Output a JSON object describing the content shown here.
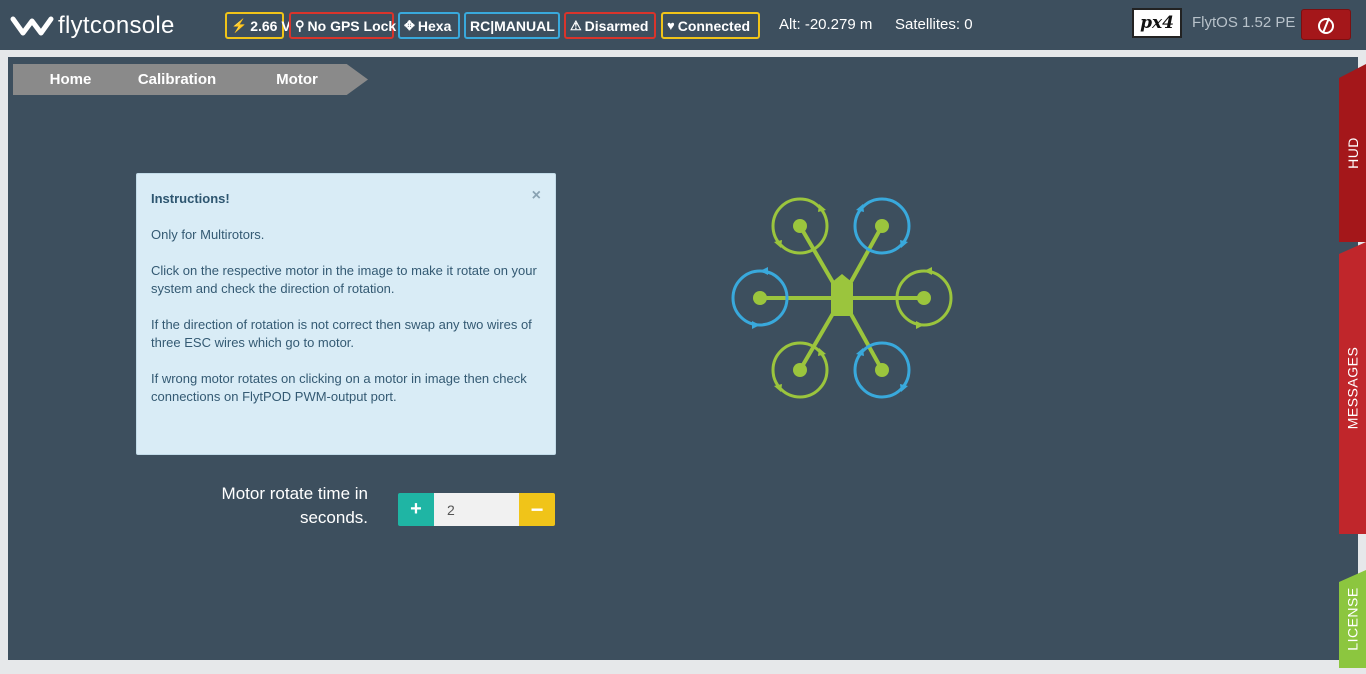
{
  "app": {
    "logo_text": "flytconsole"
  },
  "status": {
    "voltage": "2.66 V",
    "gps": "No GPS Lock",
    "frame": "Hexa",
    "mode": "RC|MANUAL",
    "armed": "Disarmed",
    "connection": "Connected",
    "altitude": "Alt: -20.279 m",
    "satellites": "Satellites: 0"
  },
  "brand": {
    "px4_logo": "px4",
    "version": "FlytOS 1.52 PE"
  },
  "breadcrumb": [
    "Home",
    "Calibration",
    "Motor"
  ],
  "instructions": {
    "title": "Instructions!",
    "close": "×",
    "paragraphs": [
      "Only for Multirotors.",
      "Click on the respective motor in the image to make it rotate on your system and check the direction of rotation.",
      "If the direction of rotation is not correct then swap any two wires of three ESC wires which go to motor.",
      "If wrong motor rotates on clicking on a motor in image then check connections on FlytPOD PWM-output port."
    ]
  },
  "motor_rotate": {
    "label": "Motor rotate time in seconds.",
    "value": "2",
    "plus": "+",
    "minus": "−"
  },
  "side_tabs": {
    "hud": "HUD",
    "messages": "MESSAGES",
    "license": "LICENSE"
  },
  "colors": {
    "topbar": "#3d4f5e",
    "panel": "#3d4f5e",
    "motor_cw": "#9bc53d",
    "motor_ccw": "#39a9dc",
    "danger": "#a4171a",
    "accent_teal": "#1fb5a4",
    "accent_yellow": "#f0c419"
  },
  "icons": {
    "voltage": "bolt-icon",
    "gps": "map-marker-icon",
    "frame": "arrows-icon",
    "armed": "warning-icon",
    "connection": "heart-icon",
    "power": "power-icon"
  }
}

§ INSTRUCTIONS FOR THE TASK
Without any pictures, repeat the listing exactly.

§ OUTPUT OF THE TASK
Output a JSON object describing the content shown here.
{
  "app": {
    "logo_text": "flytconsole"
  },
  "status": {
    "voltage": "2.66 V",
    "gps": "No GPS Lock",
    "frame": "Hexa",
    "mode": "RC|MANUAL",
    "armed": "Disarmed",
    "connection": "Connected",
    "altitude": "Alt: -20.279 m",
    "satellites": "Satellites: 0"
  },
  "brand": {
    "px4_logo": "px4",
    "version": "FlytOS 1.52 PE"
  },
  "breadcrumb": [
    "Home",
    "Calibration",
    "Motor"
  ],
  "instructions": {
    "title": "Instructions!",
    "close": "×",
    "paragraphs": [
      "Only for Multirotors.",
      "Click on the respective motor in the image to make it rotate on your system and check the direction of rotation.",
      "If the direction of rotation is not correct then swap any two wires of three ESC wires which go to motor.",
      "If wrong motor rotates on clicking on a motor in image then check connections on FlytPOD PWM-output port."
    ]
  },
  "motor_rotate": {
    "label": "Motor rotate time in seconds.",
    "value": "2",
    "plus": "+",
    "minus": "−"
  },
  "side_tabs": {
    "hud": "HUD",
    "messages": "MESSAGES",
    "license": "LICENSE"
  },
  "colors": {
    "topbar": "#3d4f5e",
    "panel": "#3d4f5e",
    "motor_cw": "#9bc53d",
    "motor_ccw": "#39a9dc",
    "danger": "#a4171a",
    "accent_teal": "#1fb5a4",
    "accent_yellow": "#f0c419"
  },
  "icons": {
    "voltage": "bolt-icon",
    "gps": "map-marker-icon",
    "frame": "arrows-icon",
    "armed": "warning-icon",
    "connection": "heart-icon",
    "power": "power-icon"
  }
}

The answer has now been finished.